Two years ago, Shepherd spearheaded the development of Carson Group's Digital Client Experience platform, which led to a 40% increase in productivity. According to Carson Group, partner firms using the platform have, on average, increased their assets under management by 27% annually.
Shepherd will be a panelist at the upcoming Wealth/Stack conference, held Sept. 8-10 in Scottsdale, Arizona. Ritholtz Wealth Management is putting on the new conference, which is described as "by advisors for advisors." ETF.com recently chatted with her to get a sneak peek at what her panel will cover.
ETF.com: Would you give us a taste of what will be covered on your Wealth/Stack panel, "The 800-lb. Gorilla: Solving Your Tech Puzzle"?
Teri Shepherd: My specific angle will be around data aggregation and owning your own data. Obviously, cybersecurity is a big part of that as well.
Also, integration. There are a lot of great, innovative tools, but they don't talk to each other.
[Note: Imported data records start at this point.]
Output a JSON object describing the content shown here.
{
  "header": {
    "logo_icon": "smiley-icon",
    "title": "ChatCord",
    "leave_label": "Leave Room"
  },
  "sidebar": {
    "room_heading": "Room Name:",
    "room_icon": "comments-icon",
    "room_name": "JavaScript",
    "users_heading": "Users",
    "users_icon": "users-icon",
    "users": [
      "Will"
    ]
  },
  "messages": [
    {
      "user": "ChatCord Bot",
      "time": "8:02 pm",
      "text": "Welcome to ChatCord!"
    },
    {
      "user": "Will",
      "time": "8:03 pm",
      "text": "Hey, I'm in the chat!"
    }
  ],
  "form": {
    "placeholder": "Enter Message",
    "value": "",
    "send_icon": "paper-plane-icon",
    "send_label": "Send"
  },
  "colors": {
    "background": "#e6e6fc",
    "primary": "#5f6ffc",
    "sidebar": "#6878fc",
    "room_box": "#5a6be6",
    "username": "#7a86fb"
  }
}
So they're not as effective or efficient at enhancing productivity in the way they should.
ETF.com: What sort of data do you think is the most meaningful for advisors to keep their eye on?
Shepherd: I would say it's more that an advisor really needs to own their data. A lot of advisors have been with a firm for some time, or they're affiliated with some group, whether it's a custodian or a broker/dealer or an RIA. So they're using someone else’s systems.
This means they can't really download all the data they're entering into the system, not even just lead-gen information for a prospect. The advisor might have access to it, but if they want to move to another place or integrate it with another tool, how can they do it if they don't own that data?
So [owning their data] empowers them to control their own destiny. That's what we've focused on over the past several years: making sure we empower our advisors to own the data, no matter what tools they use. So if something isn't meeting your needs, you can take that data and plug it into a different system, and get up and running again.
I know it sounds simple, but doing that gives you maximum optionality to control the future of your business.
ETF.com: What do you consider the bare minimum technologies that advisors today must use?
Shepherd: A big part of what we focus on is "passion prospecting"—knowing your client and being able to prepare for their future. There are many different AI [artificial intelligence] and engagement tools now to help you know enough about your client's life goals and life needs, so that you can engage them to a whole other level. You can meet their needs before they even realize they have them.
ETF.com: Technology can help you do this better than, say, sitting down with them face-to-face every couple of weeks or months?
Shepherd: Well, no. But I guess I'm not as good at remembering all that as I get older.
[For example], there are obviously birthdays and anniversaries—the regular, basic things of making sure you send something and call clients on their birthdays. But we're going beyond that now. Is their child graduating soon? Do you need to be thinking about starting a 529 [college savings plan], because you recently had a child?
So we're tying together information about the client and where they're at in their life moment. Then you can have marketing campaigns or drips at each of those life moments, so you can catch them in a customized way through technology.
It makes clients feel there's a personal touch they're getting from the advisor, that they're thinking of them. But it's more automated, so the advisor doesn't have to initiate it all the time.
Consumers and clients are demanding more of that; they want to know that you know them, not just that you're managing their money. Especially with so many online options and robo advisors, you need that personal touch.